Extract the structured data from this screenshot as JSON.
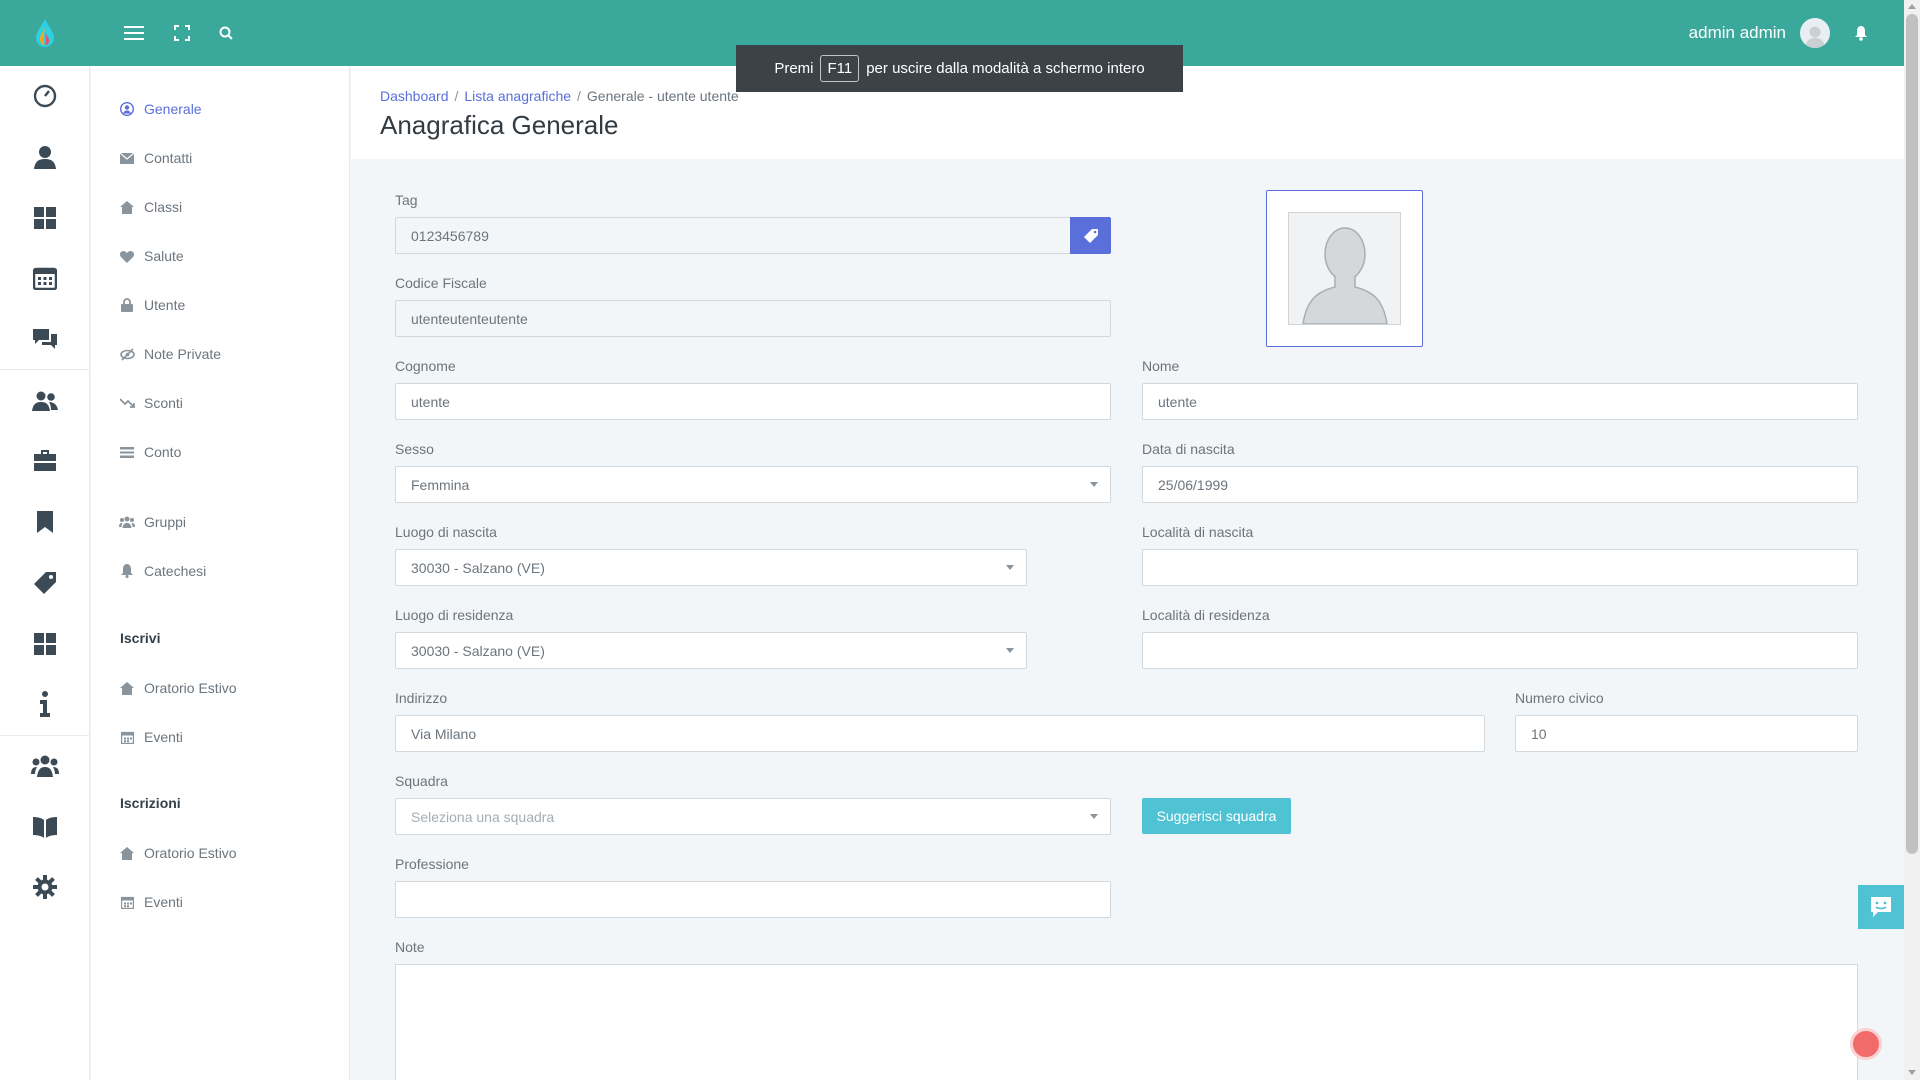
{
  "topbar": {
    "user_name": "admin admin",
    "icons": [
      "menu-icon",
      "fullscreen-icon",
      "search-icon",
      "bell-icon"
    ]
  },
  "fullscreen_notice": {
    "before": "Premi",
    "key": "F11",
    "after": "per uscire dalla modalità a schermo intero"
  },
  "rail": {
    "icons": [
      "dashboard-gauge-icon",
      "user-icon",
      "grid-icon",
      "calendar-icon",
      "chat-icon",
      "users-icon",
      "briefcase-icon",
      "bookmark-icon",
      "tag-icon",
      "apps-icon",
      "info-icon",
      "group-icon",
      "book-icon",
      "gear-icon"
    ]
  },
  "submenu": {
    "items": [
      {
        "label": "Generale",
        "icon": "user-circle-icon",
        "active": true
      },
      {
        "label": "Contatti",
        "icon": "envelope-icon"
      },
      {
        "label": "Classi",
        "icon": "home-icon"
      },
      {
        "label": "Salute",
        "icon": "heart-icon"
      },
      {
        "label": "Utente",
        "icon": "lock-icon"
      },
      {
        "label": "Note Private",
        "icon": "eye-slash-icon"
      },
      {
        "label": "Sconti",
        "icon": "trend-down-icon"
      },
      {
        "label": "Conto",
        "icon": "credit-card-icon"
      },
      {
        "label": "Gruppi",
        "icon": "users-icon"
      },
      {
        "label": "Catechesi",
        "icon": "bell-icon"
      }
    ],
    "section_iscrivi": {
      "title": "Iscrivi",
      "items": [
        {
          "label": "Oratorio Estivo",
          "icon": "home-icon"
        },
        {
          "label": "Eventi",
          "icon": "calendar-icon"
        }
      ]
    },
    "section_iscrizioni": {
      "title": "Iscrizioni",
      "items": [
        {
          "label": "Oratorio Estivo",
          "icon": "home-icon"
        },
        {
          "label": "Eventi",
          "icon": "calendar-icon"
        }
      ]
    }
  },
  "header": {
    "breadcrumb": [
      "Dashboard",
      "Lista anagrafiche",
      "Generale - utente utente"
    ],
    "title": "Anagrafica Generale"
  },
  "form": {
    "tag": {
      "label": "Tag",
      "value": "0123456789"
    },
    "codice_fiscale": {
      "label": "Codice Fiscale",
      "value": "utenteutenteutente"
    },
    "cognome": {
      "label": "Cognome",
      "value": "utente"
    },
    "nome": {
      "label": "Nome",
      "value": "utente"
    },
    "sesso": {
      "label": "Sesso",
      "value": "Femmina"
    },
    "data_nascita": {
      "label": "Data di nascita",
      "value": "25/06/1999"
    },
    "luogo_nascita": {
      "label": "Luogo di nascita",
      "value": "30030 - Salzano (VE)"
    },
    "localita_nascita": {
      "label": "Località di nascita",
      "value": ""
    },
    "luogo_residenza": {
      "label": "Luogo di residenza",
      "value": "30030 - Salzano (VE)"
    },
    "localita_residenza": {
      "label": "Località di residenza",
      "value": ""
    },
    "indirizzo": {
      "label": "Indirizzo",
      "value": "Via Milano"
    },
    "numero_civico": {
      "label": "Numero civico",
      "value": "10"
    },
    "squadra": {
      "label": "Squadra",
      "placeholder": "Seleziona una squadra"
    },
    "suggerisci_label": "Suggerisci squadra",
    "professione": {
      "label": "Professione",
      "value": ""
    },
    "note": {
      "label": "Note",
      "value": ""
    }
  },
  "colors": {
    "topbar": "#3aa99c",
    "accent": "#5b6fdb",
    "button_info": "#4fc3d3"
  }
}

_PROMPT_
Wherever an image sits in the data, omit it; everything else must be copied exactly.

_TASK RESPONSE_
Extract the structured data from this screenshot as JSON.
{
  "topbar": {
    "user_name": "admin admin",
    "icons": [
      "menu-icon",
      "fullscreen-icon",
      "search-icon",
      "bell-icon"
    ]
  },
  "fullscreen_notice": {
    "before": "Premi",
    "key": "F11",
    "after": "per uscire dalla modalità a schermo intero"
  },
  "rail": {
    "icons": [
      "dashboard-gauge-icon",
      "user-icon",
      "grid-icon",
      "calendar-icon",
      "chat-icon",
      "users-icon",
      "briefcase-icon",
      "bookmark-icon",
      "tag-icon",
      "apps-icon",
      "info-icon",
      "group-icon",
      "book-icon",
      "gear-icon"
    ]
  },
  "submenu": {
    "items": [
      {
        "label": "Generale",
        "icon": "user-circle-icon",
        "active": true
      },
      {
        "label": "Contatti",
        "icon": "envelope-icon"
      },
      {
        "label": "Classi",
        "icon": "home-icon"
      },
      {
        "label": "Salute",
        "icon": "heart-icon"
      },
      {
        "label": "Utente",
        "icon": "lock-icon"
      },
      {
        "label": "Note Private",
        "icon": "eye-slash-icon"
      },
      {
        "label": "Sconti",
        "icon": "trend-down-icon"
      },
      {
        "label": "Conto",
        "icon": "credit-card-icon"
      },
      {
        "label": "Gruppi",
        "icon": "users-icon"
      },
      {
        "label": "Catechesi",
        "icon": "bell-icon"
      }
    ],
    "section_iscrivi": {
      "title": "Iscrivi",
      "items": [
        {
          "label": "Oratorio Estivo",
          "icon": "home-icon"
        },
        {
          "label": "Eventi",
          "icon": "calendar-icon"
        }
      ]
    },
    "section_iscrizioni": {
      "title": "Iscrizioni",
      "items": [
        {
          "label": "Oratorio Estivo",
          "icon": "home-icon"
        },
        {
          "label": "Eventi",
          "icon": "calendar-icon"
        }
      ]
    }
  },
  "header": {
    "breadcrumb": [
      "Dashboard",
      "Lista anagrafiche",
      "Generale - utente utente"
    ],
    "title": "Anagrafica Generale"
  },
  "form": {
    "tag": {
      "label": "Tag",
      "value": "0123456789"
    },
    "codice_fiscale": {
      "label": "Codice Fiscale",
      "value": "utenteutenteutente"
    },
    "cognome": {
      "label": "Cognome",
      "value": "utente"
    },
    "nome": {
      "label": "Nome",
      "value": "utente"
    },
    "sesso": {
      "label": "Sesso",
      "value": "Femmina"
    },
    "data_nascita": {
      "label": "Data di nascita",
      "value": "25/06/1999"
    },
    "luogo_nascita": {
      "label": "Luogo di nascita",
      "value": "30030 - Salzano (VE)"
    },
    "localita_nascita": {
      "label": "Località di nascita",
      "value": ""
    },
    "luogo_residenza": {
      "label": "Luogo di residenza",
      "value": "30030 - Salzano (VE)"
    },
    "localita_residenza": {
      "label": "Località di residenza",
      "value": ""
    },
    "indirizzo": {
      "label": "Indirizzo",
      "value": "Via Milano"
    },
    "numero_civico": {
      "label": "Numero civico",
      "value": "10"
    },
    "squadra": {
      "label": "Squadra",
      "placeholder": "Seleziona una squadra"
    },
    "suggerisci_label": "Suggerisci squadra",
    "professione": {
      "label": "Professione",
      "value": ""
    },
    "note": {
      "label": "Note",
      "value": ""
    }
  },
  "colors": {
    "topbar": "#3aa99c",
    "accent": "#5b6fdb",
    "button_info": "#4fc3d3"
  }
}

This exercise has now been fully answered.